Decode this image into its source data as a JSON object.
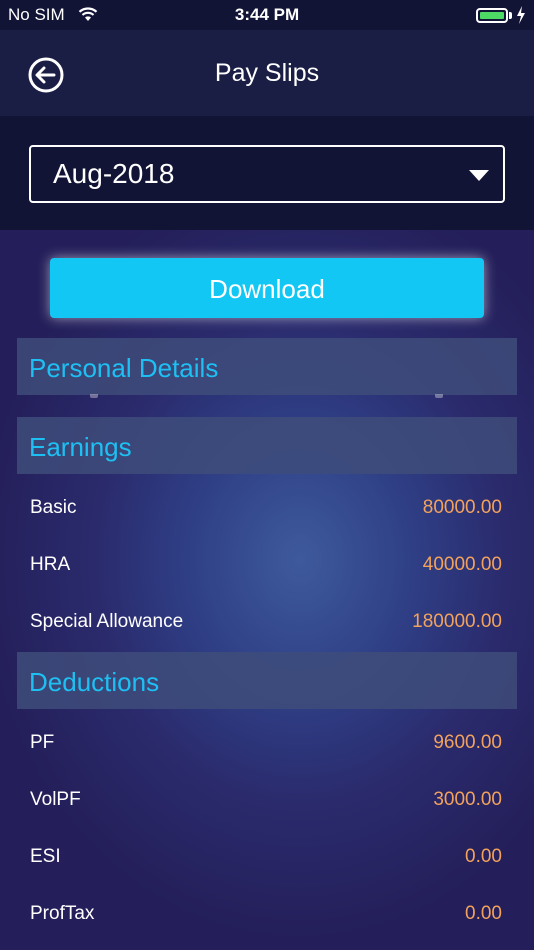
{
  "status_bar": {
    "carrier": "No SIM",
    "time": "3:44 PM"
  },
  "nav": {
    "title": "Pay Slips",
    "back_icon": "back-arrow-circle-icon"
  },
  "period_select": {
    "value": "Aug-2018",
    "caret_icon": "chevron-down-icon"
  },
  "download_label": "Download",
  "sections": {
    "personal": {
      "title": "Personal Details"
    },
    "earnings": {
      "title": "Earnings",
      "rows": [
        {
          "label": "Basic",
          "value": "80000.00"
        },
        {
          "label": "HRA",
          "value": "40000.00"
        },
        {
          "label": "Special Allowance",
          "value": "180000.00"
        }
      ]
    },
    "deductions": {
      "title": "Deductions",
      "rows": [
        {
          "label": "PF",
          "value": "9600.00"
        },
        {
          "label": "VolPF",
          "value": "3000.00"
        },
        {
          "label": "ESI",
          "value": "0.00"
        },
        {
          "label": "ProfTax",
          "value": "0.00"
        }
      ]
    }
  },
  "colors": {
    "accent": "#1ec0f3",
    "button": "#13c7f5",
    "value": "#f2a25c",
    "battery": "#4cd964"
  }
}
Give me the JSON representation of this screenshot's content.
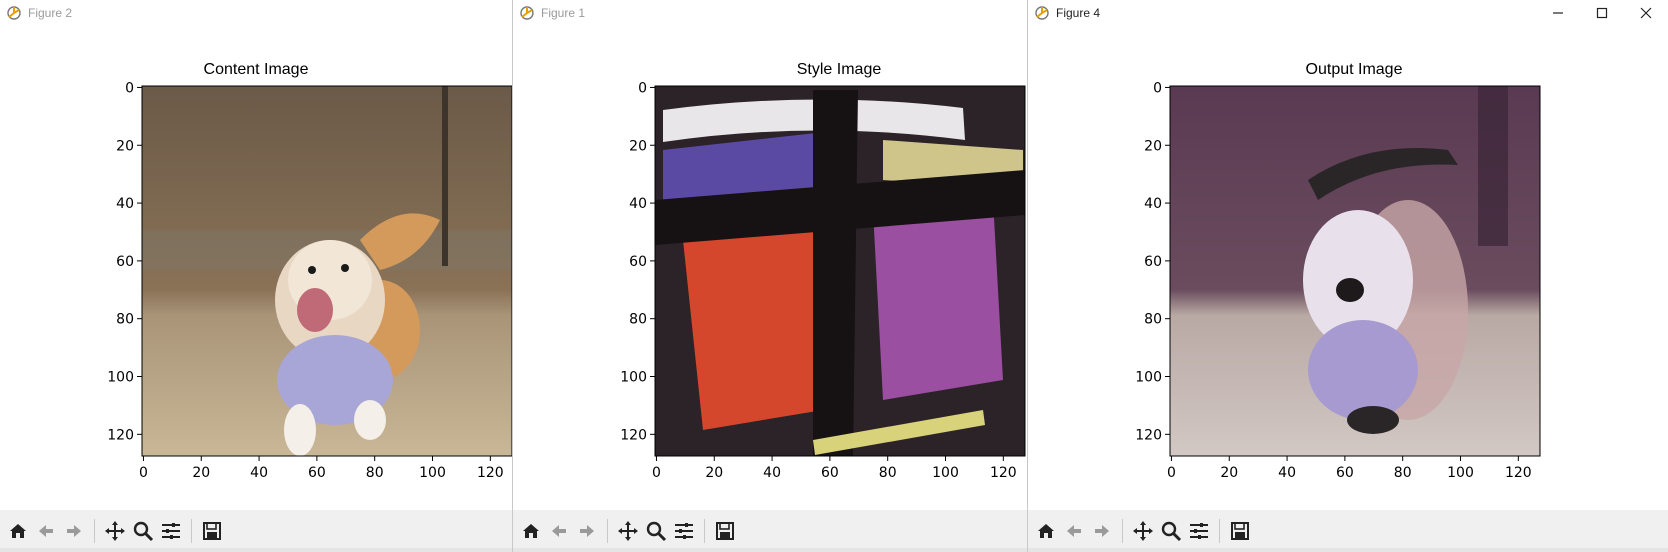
{
  "windows": [
    {
      "title": "Figure 2",
      "plot_title": "Content Image",
      "image_content": "corgi-running-in-purple-sweater",
      "x_ticks": [
        "0",
        "20",
        "40",
        "60",
        "80",
        "100",
        "120"
      ],
      "y_ticks": [
        "0",
        "20",
        "40",
        "60",
        "80",
        "100",
        "120"
      ],
      "active": false
    },
    {
      "title": "Figure 1",
      "plot_title": "Style Image",
      "image_content": "abstract-painting-dark-cross-red-purple-strokes",
      "x_ticks": [
        "0",
        "20",
        "40",
        "60",
        "80",
        "100",
        "120"
      ],
      "y_ticks": [
        "0",
        "20",
        "40",
        "60",
        "80",
        "100",
        "120"
      ],
      "active": false
    },
    {
      "title": "Figure 4",
      "plot_title": "Output Image",
      "image_content": "stylized-corgi-painted-texture",
      "x_ticks": [
        "0",
        "20",
        "40",
        "60",
        "80",
        "100",
        "120"
      ],
      "y_ticks": [
        "0",
        "20",
        "40",
        "60",
        "80",
        "100",
        "120"
      ],
      "active": true
    }
  ],
  "window_controls": [
    "minimize-icon",
    "maximize-icon",
    "close-icon"
  ],
  "toolbar_icons": [
    "home-icon",
    "back-arrow-icon",
    "forward-arrow-icon",
    "pan-move-icon",
    "zoom-magnifier-icon",
    "configure-subplots-icon",
    "save-figure-icon"
  ],
  "colors": {
    "toolbar_bg": "#f0f0f0",
    "title_inactive": "#9a9a9a",
    "title_active": "#222222",
    "axes_spine": "#000000"
  }
}
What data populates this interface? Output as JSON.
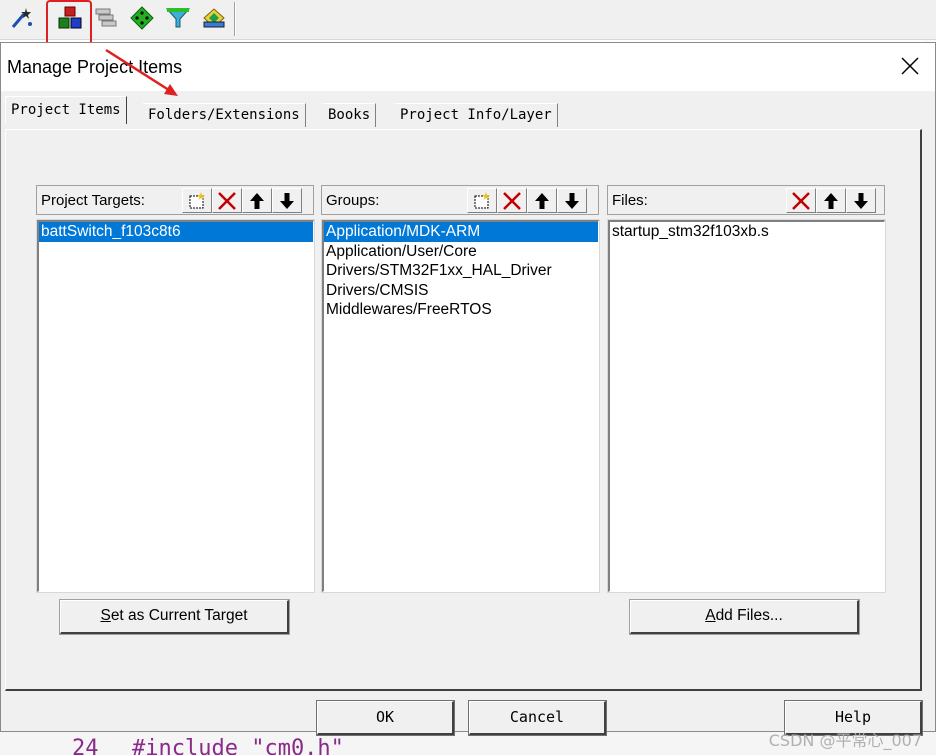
{
  "toolbar": {
    "icons": [
      "magic-wand-icon",
      "manage-project-items-icon",
      "stacked-windows-icon",
      "green-diamond-icon",
      "funnel-icon",
      "pack-installer-icon"
    ]
  },
  "dialog": {
    "title": "Manage Project Items",
    "tabs": [
      {
        "label": "Project Items",
        "active": true
      },
      {
        "label": "Folders/Extensions",
        "active": false
      },
      {
        "label": "Books",
        "active": false
      },
      {
        "label": "Project Info/Layer",
        "active": false
      }
    ],
    "targets": {
      "label": "Project Targets:",
      "items": [
        {
          "text": "battSwitch_f103c8t6",
          "selected": true
        }
      ]
    },
    "groups": {
      "label": "Groups:",
      "items": [
        {
          "text": "Application/MDK-ARM",
          "selected": true
        },
        {
          "text": "Application/User/Core",
          "selected": false
        },
        {
          "text": "Drivers/STM32F1xx_HAL_Driver",
          "selected": false
        },
        {
          "text": "Drivers/CMSIS",
          "selected": false
        },
        {
          "text": "Middlewares/FreeRTOS",
          "selected": false
        }
      ]
    },
    "files": {
      "label": "Files:",
      "items": [
        {
          "text": "startup_stm32f103xb.s",
          "selected": false
        }
      ]
    },
    "set_target_prefix": "S",
    "set_target_rest": "et as Current Target",
    "add_files_prefix": "A",
    "add_files_rest": "dd Files...",
    "ok_label": "OK",
    "cancel_label": "Cancel",
    "help_label": "Help"
  },
  "editor": {
    "line_number": "24",
    "code": "#include  \"cm0.h\""
  },
  "watermark": "CSDN @平常心_007",
  "colors": {
    "selection": "#0078d7",
    "highlight_red": "#e02020",
    "dialog_face": "#f0f0f0"
  }
}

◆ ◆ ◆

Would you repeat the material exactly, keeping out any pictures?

Decode this image into its source data as a JSON object.
{
  "status_bar": {
    "carrier": "No SIM",
    "time": "3:44 PM"
  },
  "nav": {
    "title": "Pay Slips",
    "back_icon": "back-arrow-circle-icon"
  },
  "period_select": {
    "value": "Aug-2018",
    "caret_icon": "chevron-down-icon"
  },
  "download_label": "Download",
  "sections": {
    "personal": {
      "title": "Personal Details"
    },
    "earnings": {
      "title": "Earnings",
      "rows": [
        {
          "label": "Basic",
          "value": "80000.00"
        },
        {
          "label": "HRA",
          "value": "40000.00"
        },
        {
          "label": "Special Allowance",
          "value": "180000.00"
        }
      ]
    },
    "deductions": {
      "title": "Deductions",
      "rows": [
        {
          "label": "PF",
          "value": "9600.00"
        },
        {
          "label": "VolPF",
          "value": "3000.00"
        },
        {
          "label": "ESI",
          "value": "0.00"
        },
        {
          "label": "ProfTax",
          "value": "0.00"
        }
      ]
    }
  },
  "colors": {
    "accent": "#1ec0f3",
    "button": "#13c7f5",
    "value": "#f2a25c",
    "battery": "#4cd964"
  }
}
Give me the JSON representation of this screenshot's content.
{
  "windows": [
    {
      "title": "Figure 2",
      "plot_title": "Content Image",
      "image_content": "corgi-running-in-purple-sweater",
      "x_ticks": [
        "0",
        "20",
        "40",
        "60",
        "80",
        "100",
        "120"
      ],
      "y_ticks": [
        "0",
        "20",
        "40",
        "60",
        "80",
        "100",
        "120"
      ],
      "active": false
    },
    {
      "title": "Figure 1",
      "plot_title": "Style Image",
      "image_content": "abstract-painting-dark-cross-red-purple-strokes",
      "x_ticks": [
        "0",
        "20",
        "40",
        "60",
        "80",
        "100",
        "120"
      ],
      "y_ticks": [
        "0",
        "20",
        "40",
        "60",
        "80",
        "100",
        "120"
      ],
      "active": false
    },
    {
      "title": "Figure 4",
      "plot_title": "Output Image",
      "image_content": "stylized-corgi-painted-texture",
      "x_ticks": [
        "0",
        "20",
        "40",
        "60",
        "80",
        "100",
        "120"
      ],
      "y_ticks": [
        "0",
        "20",
        "40",
        "60",
        "80",
        "100",
        "120"
      ],
      "active": true
    }
  ],
  "window_controls": [
    "minimize-icon",
    "maximize-icon",
    "close-icon"
  ],
  "toolbar_icons": [
    "home-icon",
    "back-arrow-icon",
    "forward-arrow-icon",
    "pan-move-icon",
    "zoom-magnifier-icon",
    "configure-subplots-icon",
    "save-figure-icon"
  ],
  "colors": {
    "toolbar_bg": "#f0f0f0",
    "title_inactive": "#9a9a9a",
    "title_active": "#222222",
    "axes_spine": "#000000"
  }
}
What data populates this interface? Output as JSON.
{
  "toolbar": {
    "icons": [
      "magic-wand-icon",
      "manage-project-items-icon",
      "stacked-windows-icon",
      "green-diamond-icon",
      "funnel-icon",
      "pack-installer-icon"
    ]
  },
  "dialog": {
    "title": "Manage Project Items",
    "tabs": [
      {
        "label": "Project Items",
        "active": true
      },
      {
        "label": "Folders/Extensions",
        "active": false
      },
      {
        "label": "Books",
        "active": false
      },
      {
        "label": "Project Info/Layer",
        "active": false
      }
    ],
    "targets": {
      "label": "Project Targets:",
      "items": [
        {
          "text": "battSwitch_f103c8t6",
          "selected": true
        }
      ]
    },
    "groups": {
      "label": "Groups:",
      "items": [
        {
          "text": "Application/MDK-ARM",
          "selected": true
        },
        {
          "text": "Application/User/Core",
          "selected": false
        },
        {
          "text": "Drivers/STM32F1xx_HAL_Driver",
          "selected": false
        },
        {
          "text": "Drivers/CMSIS",
          "selected": false
        },
        {
          "text": "Middlewares/FreeRTOS",
          "selected": false
        }
      ]
    },
    "files": {
      "label": "Files:",
      "items": [
        {
          "text": "startup_stm32f103xb.s",
          "selected": false
        }
      ]
    },
    "set_target_prefix": "S",
    "set_target_rest": "et as Current Target",
    "add_files_prefix": "A",
    "add_files_rest": "dd Files...",
    "ok_label": "OK",
    "cancel_label": "Cancel",
    "help_label": "Help"
  },
  "editor": {
    "line_number": "24",
    "code": "#include  \"cm0.h\""
  },
  "watermark": "CSDN @平常心_007",
  "colors": {
    "selection": "#0078d7",
    "highlight_red": "#e02020",
    "dialog_face": "#f0f0f0"
  }
}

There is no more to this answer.